TASK PROMPT = Reproduce the lines below verbatim. Pictures are to be omitted.
### RECORDS PROVIDED ###
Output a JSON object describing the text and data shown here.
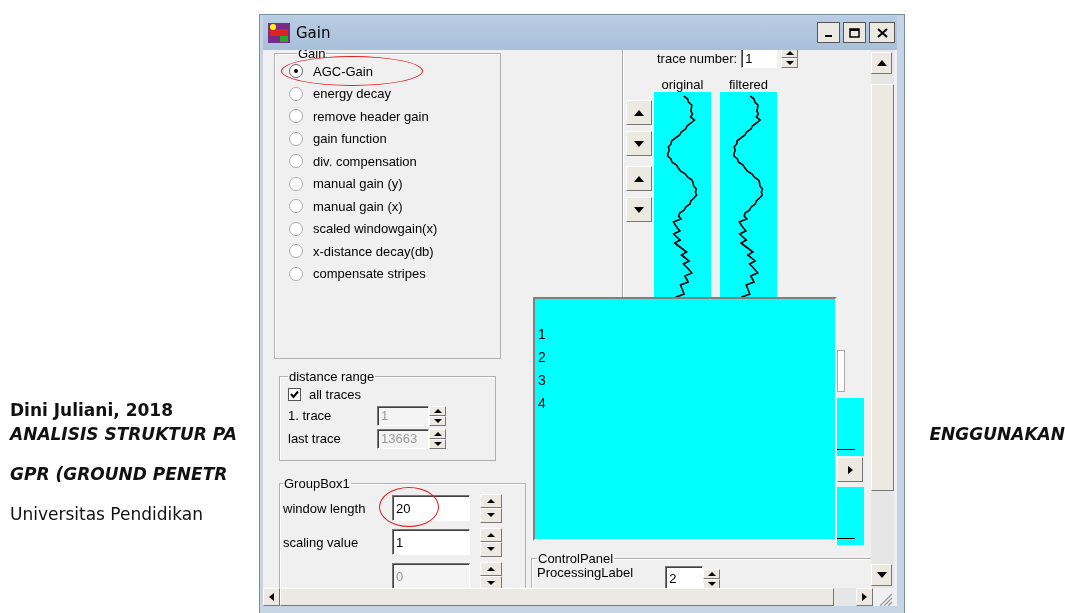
{
  "document": {
    "lines": [
      {
        "kind": "author",
        "parts": [
          "Dini Juliani, 2018"
        ]
      },
      {
        "kind": "title",
        "parts": [
          "ANALISIS STRUKTUR PA",
          "ENGGUNAKAN"
        ]
      },
      {
        "kind": "title",
        "parts": [
          "GPR (GROUND PENETR"
        ]
      },
      {
        "kind": "plain",
        "parts": [
          "Universitas Pendidikan"
        ]
      }
    ]
  },
  "window": {
    "title": "Gain"
  },
  "gain_group": {
    "legend": "Gain",
    "options": [
      {
        "label": "AGC-Gain",
        "selected": true,
        "highlighted": true
      },
      {
        "label": "energy decay",
        "selected": false,
        "highlighted": false
      },
      {
        "label": "remove header gain",
        "selected": false,
        "highlighted": false
      },
      {
        "label": "gain function",
        "selected": false,
        "highlighted": false
      },
      {
        "label": "div. compensation",
        "selected": false,
        "highlighted": false
      },
      {
        "label": "manual gain (y)",
        "selected": false,
        "highlighted": false
      },
      {
        "label": "manual gain (x)",
        "selected": false,
        "highlighted": false
      },
      {
        "label": "scaled windowgain(x)",
        "selected": false,
        "highlighted": false
      },
      {
        "label": "x-distance decay(db)",
        "selected": false,
        "highlighted": false
      },
      {
        "label": "compensate stripes",
        "selected": false,
        "highlighted": false
      }
    ]
  },
  "distance_range": {
    "legend": "distance range",
    "all_traces": {
      "label": "all traces",
      "checked": true
    },
    "fields": [
      {
        "label": "1. trace",
        "value": "1",
        "disabled": true
      },
      {
        "label": "last trace",
        "value": "13663",
        "disabled": true
      }
    ]
  },
  "group_box": {
    "legend": "GroupBox1",
    "fields": [
      {
        "label": "window length",
        "value": "20",
        "disabled": false,
        "highlighted": true
      },
      {
        "label": "scaling value",
        "value": "1",
        "disabled": false,
        "highlighted": false
      },
      {
        "value": "0",
        "disabled": true,
        "highlighted": false
      }
    ]
  },
  "trace_viewer": {
    "label": "trace number:",
    "value": "1",
    "columns": [
      "original",
      "filtered"
    ]
  },
  "list_panel": {
    "items": [
      "1",
      "2",
      "3",
      "4"
    ]
  },
  "control_panel": {
    "legend": "ControlPanel",
    "label": "ProcessingLabel",
    "value": "2"
  }
}
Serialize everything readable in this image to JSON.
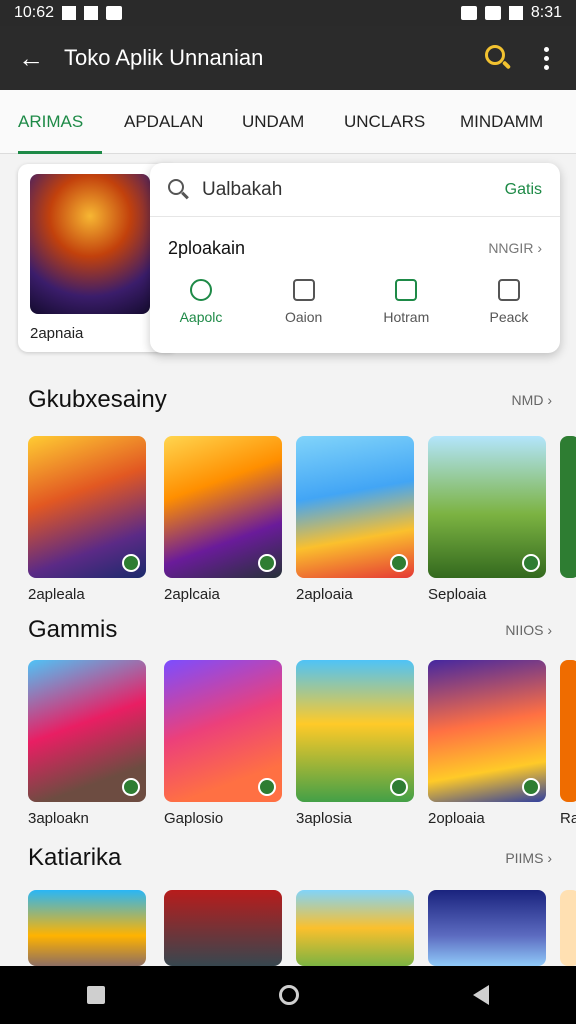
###
EXERCISE ANSWER =
Output a JSON object describing the text and data shown here.
{
  "document": {
    "lines": [
      {
        "kind": "author",
        "parts": [
          "Dini Juliani, 2018"
        ]
      },
      {
        "kind": "title",
        "parts": [
          "ANALISIS STRUKTUR PA",
          "ENGGUNAKAN"
        ]
      },
      {
        "kind": "title",
        "parts": [
          "GPR (GROUND PENETR"
        ]
      },
      {
        "kind": "plain",
        "parts": [
          "Universitas Pendidikan"
        ]
      }
    ]
  },
  "window": {
    "title": "Gain"
  },
  "gain_group": {
    "legend": "Gain",
    "options": [
      {
        "label": "AGC-Gain",
        "selected": true,
        "highlighted": true
      },
      {
        "label": "energy decay",
        "selected": false,
        "highlighted": false
      },
      {
        "label": "remove header gain",
        "selected": false,
        "highlighted": false
      },
      {
        "label": "gain function",
        "selected": false,
        "highlighted": false
      },
      {
        "label": "div. compensation",
        "selected": false,
        "highlighted": false
      },
      {
        "label": "manual gain (y)",
        "selected": false,
        "highlighted": false
      },
      {
        "label": "manual gain (x)",
        "selected": false,
        "highlighted": false
      },
      {
        "label": "scaled windowgain(x)",
        "selected": false,
        "highlighted": false
      },
      {
        "label": "x-distance decay(db)",
        "selected": false,
        "highlighted": false
      },
      {
        "label": "compensate stripes",
        "selected": false,
        "highlighted": false
      }
    ]
  },
  "distance_range": {
    "legend": "distance range",
    "all_traces": {
      "label": "all traces",
      "checked": true
    },
    "fields": [
      {
        "label": "1. trace",
        "value": "1",
        "disabled": true
      },
      {
        "label": "last trace",
        "value": "13663",
        "disabled": true
      }
    ]
  },
  "group_box": {
    "legend": "GroupBox1",
    "fields": [
      {
        "label": "window length",
        "value": "20",
        "disabled": false,
        "highlighted": true
      },
      {
        "label": "scaling value",
        "value": "1",
        "disabled": false,
        "highlighted": false
      },
      {
        "value": "0",
        "disabled": true,
        "highlighted": false
      }
    ]
  },
  "trace_viewer": {
    "label": "trace number:",
    "value": "1",
    "columns": [
      "original",
      "filtered"
    ]
  },
  "list_panel": {
    "items": [
      "1",
      "2",
      "3",
      "4"
    ]
  },
  "control_panel": {
    "legend": "ControlPanel",
    "label": "ProcessingLabel",
    "value": "2"
  }
}
Serialize everything readable in this image to JSON.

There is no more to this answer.